Please return every record exactly as it appears.

═════ RECORDS SUPPLIED

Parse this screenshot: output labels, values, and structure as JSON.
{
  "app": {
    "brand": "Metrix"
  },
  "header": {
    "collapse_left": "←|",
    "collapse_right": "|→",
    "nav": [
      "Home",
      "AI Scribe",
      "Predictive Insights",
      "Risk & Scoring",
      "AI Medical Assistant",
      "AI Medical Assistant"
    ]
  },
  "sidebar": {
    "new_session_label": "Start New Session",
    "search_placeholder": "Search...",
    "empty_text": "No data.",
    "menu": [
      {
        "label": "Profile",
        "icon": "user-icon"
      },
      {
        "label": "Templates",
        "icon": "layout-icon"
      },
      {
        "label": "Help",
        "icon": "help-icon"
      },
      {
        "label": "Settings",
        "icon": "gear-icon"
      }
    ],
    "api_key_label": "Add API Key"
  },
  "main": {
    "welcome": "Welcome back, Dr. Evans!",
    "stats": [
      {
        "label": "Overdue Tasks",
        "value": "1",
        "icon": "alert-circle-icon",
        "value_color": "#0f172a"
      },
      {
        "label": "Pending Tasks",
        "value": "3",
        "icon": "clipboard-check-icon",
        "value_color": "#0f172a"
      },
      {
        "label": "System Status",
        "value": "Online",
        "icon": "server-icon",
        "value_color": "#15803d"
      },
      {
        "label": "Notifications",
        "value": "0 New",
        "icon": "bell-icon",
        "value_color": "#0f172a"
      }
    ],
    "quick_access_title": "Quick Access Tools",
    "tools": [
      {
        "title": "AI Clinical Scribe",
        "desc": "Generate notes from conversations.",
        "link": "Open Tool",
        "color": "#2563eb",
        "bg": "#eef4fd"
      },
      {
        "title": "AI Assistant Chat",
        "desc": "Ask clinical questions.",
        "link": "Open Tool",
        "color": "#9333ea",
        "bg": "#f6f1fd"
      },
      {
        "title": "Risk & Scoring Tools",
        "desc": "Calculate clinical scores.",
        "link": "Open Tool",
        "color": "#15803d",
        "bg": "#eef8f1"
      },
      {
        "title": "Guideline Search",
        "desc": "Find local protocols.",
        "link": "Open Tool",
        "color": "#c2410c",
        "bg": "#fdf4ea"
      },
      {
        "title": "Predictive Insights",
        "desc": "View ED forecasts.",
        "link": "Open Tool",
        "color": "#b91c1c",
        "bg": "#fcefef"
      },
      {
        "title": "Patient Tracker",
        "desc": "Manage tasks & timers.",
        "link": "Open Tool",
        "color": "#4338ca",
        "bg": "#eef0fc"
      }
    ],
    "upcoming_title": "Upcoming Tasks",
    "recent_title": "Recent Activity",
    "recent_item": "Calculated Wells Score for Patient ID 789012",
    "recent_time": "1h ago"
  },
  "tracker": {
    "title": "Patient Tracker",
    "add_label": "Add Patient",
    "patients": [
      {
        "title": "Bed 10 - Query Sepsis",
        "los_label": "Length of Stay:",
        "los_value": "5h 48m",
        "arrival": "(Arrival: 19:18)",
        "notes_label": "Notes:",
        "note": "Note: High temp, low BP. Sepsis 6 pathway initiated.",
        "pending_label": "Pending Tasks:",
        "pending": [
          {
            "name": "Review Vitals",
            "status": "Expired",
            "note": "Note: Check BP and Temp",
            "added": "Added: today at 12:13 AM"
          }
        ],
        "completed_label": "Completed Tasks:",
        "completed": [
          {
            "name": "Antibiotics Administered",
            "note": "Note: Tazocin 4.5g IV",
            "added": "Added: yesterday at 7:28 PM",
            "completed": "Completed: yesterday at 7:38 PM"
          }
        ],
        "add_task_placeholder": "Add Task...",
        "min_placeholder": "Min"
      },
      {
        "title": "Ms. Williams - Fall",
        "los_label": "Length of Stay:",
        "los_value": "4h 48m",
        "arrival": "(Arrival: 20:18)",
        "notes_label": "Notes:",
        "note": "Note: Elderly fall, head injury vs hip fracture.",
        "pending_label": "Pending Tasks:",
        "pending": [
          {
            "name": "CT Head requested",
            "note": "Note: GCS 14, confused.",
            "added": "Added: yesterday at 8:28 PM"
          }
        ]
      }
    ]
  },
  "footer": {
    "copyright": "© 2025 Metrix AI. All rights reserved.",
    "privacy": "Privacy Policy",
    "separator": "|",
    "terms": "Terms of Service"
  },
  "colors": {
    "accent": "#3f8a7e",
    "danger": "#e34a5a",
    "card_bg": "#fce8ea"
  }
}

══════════

● RESULT:
Parse this screenshot: output labels, values, and structure as JSON.
{
  "app": {
    "brand": "Metrix"
  },
  "header": {
    "collapse_left": "←|",
    "collapse_right": "|→",
    "nav": [
      "Home",
      "AI Scribe",
      "Predictive Insights",
      "Risk & Scoring",
      "AI Medical Assistant",
      "AI Medical Assistant"
    ]
  },
  "sidebar": {
    "new_session_label": "Start New Session",
    "search_placeholder": "Search...",
    "empty_text": "No data.",
    "menu": [
      {
        "label": "Profile",
        "icon": "user-icon"
      },
      {
        "label": "Templates",
        "icon": "layout-icon"
      },
      {
        "label": "Help",
        "icon": "help-icon"
      },
      {
        "label": "Settings",
        "icon": "gear-icon"
      }
    ],
    "api_key_label": "Add API Key"
  },
  "main": {
    "welcome": "Welcome back, Dr. Evans!",
    "stats": [
      {
        "label": "Overdue Tasks",
        "value": "1",
        "icon": "alert-circle-icon",
        "value_color": "#0f172a"
      },
      {
        "label": "Pending Tasks",
        "value": "3",
        "icon": "clipboard-check-icon",
        "value_color": "#0f172a"
      },
      {
        "label": "System Status",
        "value": "Online",
        "icon": "server-icon",
        "value_color": "#15803d"
      },
      {
        "label": "Notifications",
        "value": "0 New",
        "icon": "bell-icon",
        "value_color": "#0f172a"
      }
    ],
    "quick_access_title": "Quick Access Tools",
    "tools": [
      {
        "title": "AI Clinical Scribe",
        "desc": "Generate notes from conversations.",
        "link": "Open Tool",
        "color": "#2563eb",
        "bg": "#eef4fd"
      },
      {
        "title": "AI Assistant Chat",
        "desc": "Ask clinical questions.",
        "link": "Open Tool",
        "color": "#9333ea",
        "bg": "#f6f1fd"
      },
      {
        "title": "Risk & Scoring Tools",
        "desc": "Calculate clinical scores.",
        "link": "Open Tool",
        "color": "#15803d",
        "bg": "#eef8f1"
      },
      {
        "title": "Guideline Search",
        "desc": "Find local protocols.",
        "link": "Open Tool",
        "color": "#c2410c",
        "bg": "#fdf4ea"
      },
      {
        "title": "Predictive Insights",
        "desc": "View ED forecasts.",
        "link": "Open Tool",
        "color": "#b91c1c",
        "bg": "#fcefef"
      },
      {
        "title": "Patient Tracker",
        "desc": "Manage tasks & timers.",
        "link": "Open Tool",
        "color": "#4338ca",
        "bg": "#eef0fc"
      }
    ],
    "upcoming_title": "Upcoming Tasks",
    "recent_title": "Recent Activity",
    "recent_item": "Calculated Wells Score for Patient ID 789012",
    "recent_time": "1h ago"
  },
  "tracker": {
    "title": "Patient Tracker",
    "add_label": "Add Patient",
    "patients": [
      {
        "title": "Bed 10 - Query Sepsis",
        "los_label": "Length of Stay:",
        "los_value": "5h 48m",
        "arrival": "(Arrival: 19:18)",
        "notes_label": "Notes:",
        "note": "Note: High temp, low BP. Sepsis 6 pathway initiated.",
        "pending_label": "Pending Tasks:",
        "pending": [
          {
            "name": "Review Vitals",
            "status": "Expired",
            "note": "Note: Check BP and Temp",
            "added": "Added: today at 12:13 AM"
          }
        ],
        "completed_label": "Completed Tasks:",
        "completed": [
          {
            "name": "Antibiotics Administered",
            "note": "Note: Tazocin 4.5g IV",
            "added": "Added: yesterday at 7:28 PM",
            "completed": "Completed: yesterday at 7:38 PM"
          }
        ],
        "add_task_placeholder": "Add Task...",
        "min_placeholder": "Min"
      },
      {
        "title": "Ms. Williams - Fall",
        "los_label": "Length of Stay:",
        "los_value": "4h 48m",
        "arrival": "(Arrival: 20:18)",
        "notes_label": "Notes:",
        "note": "Note: Elderly fall, head injury vs hip fracture.",
        "pending_label": "Pending Tasks:",
        "pending": [
          {
            "name": "CT Head requested",
            "note": "Note: GCS 14, confused.",
            "added": "Added: yesterday at 8:28 PM"
          }
        ]
      }
    ]
  },
  "footer": {
    "copyright": "© 2025 Metrix AI. All rights reserved.",
    "privacy": "Privacy Policy",
    "separator": "|",
    "terms": "Terms of Service"
  },
  "colors": {
    "accent": "#3f8a7e",
    "danger": "#e34a5a",
    "card_bg": "#fce8ea"
  }
}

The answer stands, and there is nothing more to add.